*Problem to solve*: From the first line to the last, output the data exactly as it stands, minus its pictures.

*Data listing*:
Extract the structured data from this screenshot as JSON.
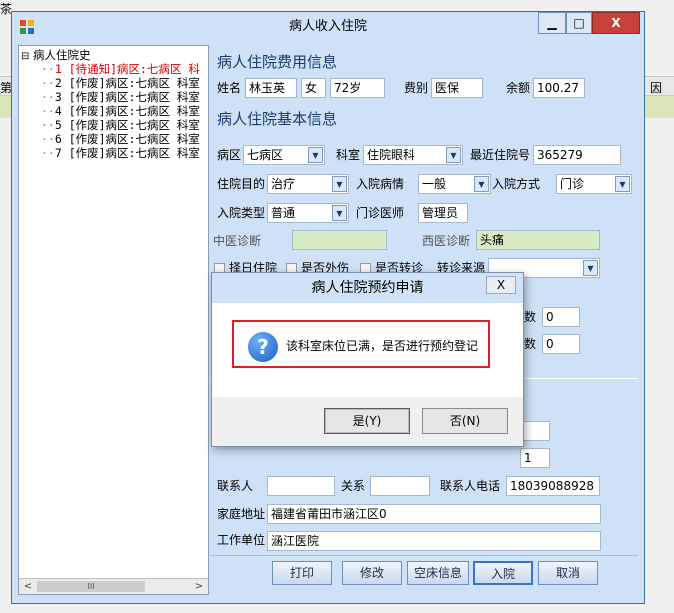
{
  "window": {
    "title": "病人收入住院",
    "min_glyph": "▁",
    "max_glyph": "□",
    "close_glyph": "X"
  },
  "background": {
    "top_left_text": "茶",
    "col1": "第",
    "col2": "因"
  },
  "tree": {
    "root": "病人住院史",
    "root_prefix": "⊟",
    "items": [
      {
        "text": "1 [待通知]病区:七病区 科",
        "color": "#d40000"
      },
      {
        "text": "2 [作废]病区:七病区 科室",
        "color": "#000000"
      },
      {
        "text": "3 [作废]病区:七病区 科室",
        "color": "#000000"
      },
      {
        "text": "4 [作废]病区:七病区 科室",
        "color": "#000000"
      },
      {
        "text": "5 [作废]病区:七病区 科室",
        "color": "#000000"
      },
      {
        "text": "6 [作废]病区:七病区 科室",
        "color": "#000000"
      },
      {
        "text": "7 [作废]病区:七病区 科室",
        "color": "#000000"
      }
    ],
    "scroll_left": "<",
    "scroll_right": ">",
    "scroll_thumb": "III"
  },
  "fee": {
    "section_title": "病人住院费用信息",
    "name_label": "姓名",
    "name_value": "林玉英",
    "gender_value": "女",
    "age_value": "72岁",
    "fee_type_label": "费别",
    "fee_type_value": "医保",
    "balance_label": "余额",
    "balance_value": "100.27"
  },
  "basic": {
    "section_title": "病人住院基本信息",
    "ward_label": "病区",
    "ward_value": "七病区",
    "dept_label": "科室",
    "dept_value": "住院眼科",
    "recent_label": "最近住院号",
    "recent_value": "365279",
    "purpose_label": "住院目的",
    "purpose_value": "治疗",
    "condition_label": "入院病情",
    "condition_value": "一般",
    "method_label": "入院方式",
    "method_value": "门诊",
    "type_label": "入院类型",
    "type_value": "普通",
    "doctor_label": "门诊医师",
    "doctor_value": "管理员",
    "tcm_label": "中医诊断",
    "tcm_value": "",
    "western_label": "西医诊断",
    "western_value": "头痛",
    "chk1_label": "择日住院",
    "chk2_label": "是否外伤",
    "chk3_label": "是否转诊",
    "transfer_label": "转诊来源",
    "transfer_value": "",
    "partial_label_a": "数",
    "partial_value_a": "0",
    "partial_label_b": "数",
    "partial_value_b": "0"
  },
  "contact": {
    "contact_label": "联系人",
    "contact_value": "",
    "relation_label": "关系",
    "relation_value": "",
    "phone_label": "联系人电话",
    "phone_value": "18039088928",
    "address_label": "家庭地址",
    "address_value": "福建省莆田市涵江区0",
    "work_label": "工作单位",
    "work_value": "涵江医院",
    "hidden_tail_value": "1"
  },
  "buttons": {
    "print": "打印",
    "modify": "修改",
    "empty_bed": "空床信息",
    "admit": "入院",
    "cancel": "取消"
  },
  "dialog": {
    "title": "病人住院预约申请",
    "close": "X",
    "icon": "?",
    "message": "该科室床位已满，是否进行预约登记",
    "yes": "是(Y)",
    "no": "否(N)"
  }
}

*Answer space*:
Extract the structured data from this screenshot as JSON.
{
  "window": {
    "title": "病人收入住院",
    "min_glyph": "▁",
    "max_glyph": "□",
    "close_glyph": "X"
  },
  "background": {
    "top_left_text": "茶",
    "col1": "第",
    "col2": "因"
  },
  "tree": {
    "root": "病人住院史",
    "root_prefix": "⊟",
    "items": [
      {
        "text": "1 [待通知]病区:七病区 科",
        "color": "#d40000"
      },
      {
        "text": "2 [作废]病区:七病区 科室",
        "color": "#000000"
      },
      {
        "text": "3 [作废]病区:七病区 科室",
        "color": "#000000"
      },
      {
        "text": "4 [作废]病区:七病区 科室",
        "color": "#000000"
      },
      {
        "text": "5 [作废]病区:七病区 科室",
        "color": "#000000"
      },
      {
        "text": "6 [作废]病区:七病区 科室",
        "color": "#000000"
      },
      {
        "text": "7 [作废]病区:七病区 科室",
        "color": "#000000"
      }
    ],
    "scroll_left": "<",
    "scroll_right": ">",
    "scroll_thumb": "III"
  },
  "fee": {
    "section_title": "病人住院费用信息",
    "name_label": "姓名",
    "name_value": "林玉英",
    "gender_value": "女",
    "age_value": "72岁",
    "fee_type_label": "费别",
    "fee_type_value": "医保",
    "balance_label": "余额",
    "balance_value": "100.27"
  },
  "basic": {
    "section_title": "病人住院基本信息",
    "ward_label": "病区",
    "ward_value": "七病区",
    "dept_label": "科室",
    "dept_value": "住院眼科",
    "recent_label": "最近住院号",
    "recent_value": "365279",
    "purpose_label": "住院目的",
    "purpose_value": "治疗",
    "condition_label": "入院病情",
    "condition_value": "一般",
    "method_label": "入院方式",
    "method_value": "门诊",
    "type_label": "入院类型",
    "type_value": "普通",
    "doctor_label": "门诊医师",
    "doctor_value": "管理员",
    "tcm_label": "中医诊断",
    "tcm_value": "",
    "western_label": "西医诊断",
    "western_value": "头痛",
    "chk1_label": "择日住院",
    "chk2_label": "是否外伤",
    "chk3_label": "是否转诊",
    "transfer_label": "转诊来源",
    "transfer_value": "",
    "partial_label_a": "数",
    "partial_value_a": "0",
    "partial_label_b": "数",
    "partial_value_b": "0"
  },
  "contact": {
    "contact_label": "联系人",
    "contact_value": "",
    "relation_label": "关系",
    "relation_value": "",
    "phone_label": "联系人电话",
    "phone_value": "18039088928",
    "address_label": "家庭地址",
    "address_value": "福建省莆田市涵江区0",
    "work_label": "工作单位",
    "work_value": "涵江医院",
    "hidden_tail_value": "1"
  },
  "buttons": {
    "print": "打印",
    "modify": "修改",
    "empty_bed": "空床信息",
    "admit": "入院",
    "cancel": "取消"
  },
  "dialog": {
    "title": "病人住院预约申请",
    "close": "X",
    "icon": "?",
    "message": "该科室床位已满，是否进行预约登记",
    "yes": "是(Y)",
    "no": "否(N)"
  }
}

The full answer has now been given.